Heel spurs are a bone growth that extends from the heel bone, particularly on the bottom front of the heel bone and sometimes slightly to the side. Usually, a heel spur forms where the plantar fascia
ligament attaches to the bottom of the heel bone. Those who overuse, or put heavy stress on the plantar fascia, are at risk of developing heel spurs.
When a patient has plantar fasciitis, the plantar fascia becomes inflamed and degenerative (worn out)--these abnormalities can make normal activities quite painful. Symptoms typically worsen early in
the morning after sleep. At that time, the plantar fascia is tight so even simple movements stretch the contracted plantar fascia. As you begin to loosen the plantar fascia, the pain usually
subsides, but often returns with prolonged standing or walking.
It is important to be aware that heel spurs may or may not cause symptoms. Symptoms are usually related to the plantar fasciitis. You may experience significant pain and it may be worse in the
morning when you first wake up or during certain physical activities such as, walking, jogging, or running.
A Heel Spur diagnosis is made when an X-ray shows a hook of bone protruding from the bottom of the foot at the point where the plantar fascia is attached to the heel bone. The plantar fascia is the
thick, connective tissue that runs from the calcaneus (heel bone) to the ball of the foot. This strong and tight tissue helps maintain the arch of the foot. It is also one of the major transmitters
of weight across the foot as you walk or run. In other words, tremendous stress is placed on the plantar fascia.
Non Surgical Treatment
Heel spurs and plantar fasciitis are treated by measures that decrease the associated inflammation and avoid reinjury. Local ice applications both reduce pain and inflammation. Physical therapy
methods, including stretching exercises, are used to treat and prevent plantar fasciitis. Anti-inflammatory medications, such as ibuprofen or injections of cortisone, are often helpful. Orthotic
devices or shoe inserts are used to take pressure off plantar spurs (donut-shaped insert), and heel lifts can reduce stress on the Achilles tendon to relieve painful spurs at the back of the heel.
Similarly, sports running shoes with soft, cushioned soles can be helpful in reducing irritation of inflamed tissues from both plantar fasciitis and heel spurs. Infrequently, surgery is performed on
chronically inflamed spurs.
Approximately 2% of people with painful heel spurs need surgery, meaning that 98 out of 100 people do well with the non-surgical treatments previously described. However, these treatments can
sometimes be rather long and drawn out, and may become considerably expensive. Surgery should be considered when conservative treatment is unable to control and prevent the pain. If the pain goes
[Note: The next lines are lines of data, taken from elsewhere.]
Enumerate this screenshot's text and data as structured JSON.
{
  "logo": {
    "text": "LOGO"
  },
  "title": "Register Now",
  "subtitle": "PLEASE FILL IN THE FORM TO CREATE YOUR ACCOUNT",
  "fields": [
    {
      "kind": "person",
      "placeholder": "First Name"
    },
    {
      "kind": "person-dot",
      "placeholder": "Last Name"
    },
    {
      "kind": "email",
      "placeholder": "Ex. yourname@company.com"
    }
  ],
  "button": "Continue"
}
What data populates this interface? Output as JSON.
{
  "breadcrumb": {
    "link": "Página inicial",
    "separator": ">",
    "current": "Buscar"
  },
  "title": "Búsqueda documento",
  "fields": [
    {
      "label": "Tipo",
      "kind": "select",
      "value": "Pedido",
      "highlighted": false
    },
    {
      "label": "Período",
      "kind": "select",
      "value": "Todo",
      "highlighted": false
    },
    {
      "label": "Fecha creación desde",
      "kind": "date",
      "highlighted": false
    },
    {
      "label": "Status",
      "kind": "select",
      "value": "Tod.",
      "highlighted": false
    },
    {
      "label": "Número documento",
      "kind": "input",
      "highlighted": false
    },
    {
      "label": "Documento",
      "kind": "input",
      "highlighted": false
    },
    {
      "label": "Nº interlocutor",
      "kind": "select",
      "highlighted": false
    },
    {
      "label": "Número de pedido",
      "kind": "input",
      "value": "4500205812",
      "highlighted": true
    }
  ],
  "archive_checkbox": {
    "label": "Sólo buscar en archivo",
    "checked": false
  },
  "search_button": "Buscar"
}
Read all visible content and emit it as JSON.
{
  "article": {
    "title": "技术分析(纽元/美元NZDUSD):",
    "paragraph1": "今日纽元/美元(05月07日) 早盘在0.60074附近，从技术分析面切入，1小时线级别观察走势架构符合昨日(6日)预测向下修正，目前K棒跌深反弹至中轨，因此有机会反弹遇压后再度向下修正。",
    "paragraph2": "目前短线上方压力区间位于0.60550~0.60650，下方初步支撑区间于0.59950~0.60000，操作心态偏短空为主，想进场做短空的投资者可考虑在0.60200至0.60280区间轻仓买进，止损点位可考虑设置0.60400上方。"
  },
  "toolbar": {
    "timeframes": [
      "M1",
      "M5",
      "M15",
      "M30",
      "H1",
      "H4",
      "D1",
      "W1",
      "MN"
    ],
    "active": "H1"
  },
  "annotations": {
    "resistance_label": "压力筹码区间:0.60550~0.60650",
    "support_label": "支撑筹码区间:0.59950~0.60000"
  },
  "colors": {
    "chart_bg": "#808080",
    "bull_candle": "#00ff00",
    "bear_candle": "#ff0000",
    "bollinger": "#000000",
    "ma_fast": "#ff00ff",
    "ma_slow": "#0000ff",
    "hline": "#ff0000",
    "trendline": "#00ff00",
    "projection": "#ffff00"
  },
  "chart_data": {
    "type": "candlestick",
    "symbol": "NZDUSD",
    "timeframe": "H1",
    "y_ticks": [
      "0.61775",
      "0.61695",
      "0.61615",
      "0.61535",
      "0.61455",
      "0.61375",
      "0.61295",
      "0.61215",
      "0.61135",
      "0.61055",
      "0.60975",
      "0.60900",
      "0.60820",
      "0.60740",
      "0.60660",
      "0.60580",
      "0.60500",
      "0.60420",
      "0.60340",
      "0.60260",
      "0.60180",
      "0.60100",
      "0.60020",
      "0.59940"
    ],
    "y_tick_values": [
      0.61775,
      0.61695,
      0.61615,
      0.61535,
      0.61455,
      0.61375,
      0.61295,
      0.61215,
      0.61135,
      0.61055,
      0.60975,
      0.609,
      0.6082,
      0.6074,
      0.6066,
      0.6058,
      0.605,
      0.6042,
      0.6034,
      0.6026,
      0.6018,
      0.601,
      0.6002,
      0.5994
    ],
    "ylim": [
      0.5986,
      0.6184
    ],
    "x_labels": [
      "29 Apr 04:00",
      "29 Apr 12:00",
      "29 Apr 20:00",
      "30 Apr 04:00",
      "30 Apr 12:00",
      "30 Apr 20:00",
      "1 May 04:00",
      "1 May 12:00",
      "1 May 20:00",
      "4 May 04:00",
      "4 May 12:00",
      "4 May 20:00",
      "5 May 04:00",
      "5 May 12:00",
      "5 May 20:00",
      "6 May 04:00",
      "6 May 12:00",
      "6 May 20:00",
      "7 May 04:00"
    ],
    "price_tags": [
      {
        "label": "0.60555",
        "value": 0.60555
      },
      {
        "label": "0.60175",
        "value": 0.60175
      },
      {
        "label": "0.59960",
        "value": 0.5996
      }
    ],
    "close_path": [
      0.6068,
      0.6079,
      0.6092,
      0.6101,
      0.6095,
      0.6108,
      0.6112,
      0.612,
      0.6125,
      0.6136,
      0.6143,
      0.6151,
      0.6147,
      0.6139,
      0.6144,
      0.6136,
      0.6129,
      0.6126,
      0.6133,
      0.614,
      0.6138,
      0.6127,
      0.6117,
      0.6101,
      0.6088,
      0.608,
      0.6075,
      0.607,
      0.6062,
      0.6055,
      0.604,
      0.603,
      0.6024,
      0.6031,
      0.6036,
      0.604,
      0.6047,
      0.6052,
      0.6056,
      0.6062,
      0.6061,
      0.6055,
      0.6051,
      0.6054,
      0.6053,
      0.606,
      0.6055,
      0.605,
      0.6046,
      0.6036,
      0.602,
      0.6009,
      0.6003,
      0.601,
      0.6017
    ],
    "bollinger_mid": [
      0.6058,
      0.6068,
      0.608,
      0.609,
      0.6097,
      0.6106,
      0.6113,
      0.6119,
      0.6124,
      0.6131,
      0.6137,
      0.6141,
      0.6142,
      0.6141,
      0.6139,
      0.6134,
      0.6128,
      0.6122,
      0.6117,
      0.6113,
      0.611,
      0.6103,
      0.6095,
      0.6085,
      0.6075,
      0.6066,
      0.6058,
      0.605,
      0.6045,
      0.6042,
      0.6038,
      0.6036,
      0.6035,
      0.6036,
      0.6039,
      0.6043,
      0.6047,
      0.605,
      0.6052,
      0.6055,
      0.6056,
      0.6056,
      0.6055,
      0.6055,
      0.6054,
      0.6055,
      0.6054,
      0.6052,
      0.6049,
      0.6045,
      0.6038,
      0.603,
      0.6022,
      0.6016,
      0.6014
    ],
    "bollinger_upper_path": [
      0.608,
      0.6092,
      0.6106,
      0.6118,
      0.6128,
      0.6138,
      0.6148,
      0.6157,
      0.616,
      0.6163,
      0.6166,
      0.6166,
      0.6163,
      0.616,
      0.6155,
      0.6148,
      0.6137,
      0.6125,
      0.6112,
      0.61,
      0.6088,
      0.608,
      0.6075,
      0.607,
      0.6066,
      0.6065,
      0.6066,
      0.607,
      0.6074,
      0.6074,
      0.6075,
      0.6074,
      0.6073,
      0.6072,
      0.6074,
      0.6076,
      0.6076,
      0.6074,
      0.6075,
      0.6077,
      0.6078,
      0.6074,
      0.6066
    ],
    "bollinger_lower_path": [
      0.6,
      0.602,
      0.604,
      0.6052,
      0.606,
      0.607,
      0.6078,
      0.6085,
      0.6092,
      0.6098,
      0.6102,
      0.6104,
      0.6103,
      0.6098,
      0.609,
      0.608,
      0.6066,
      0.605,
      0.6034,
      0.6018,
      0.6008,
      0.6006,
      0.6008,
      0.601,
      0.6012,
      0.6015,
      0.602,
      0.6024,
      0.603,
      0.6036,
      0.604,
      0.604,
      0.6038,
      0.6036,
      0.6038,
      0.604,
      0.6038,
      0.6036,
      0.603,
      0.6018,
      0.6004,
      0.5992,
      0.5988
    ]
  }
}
away for a while, and continues to come back off and on, despite conservative treatments, surgery should be considered. If the pain really never goes away, but reaches a plateau, beyond which it does
not improve despite conservative treatments, surgery should be considered. If the pain requires three or more injections of "cortisone" into the heel within a twelve month period, surgery should be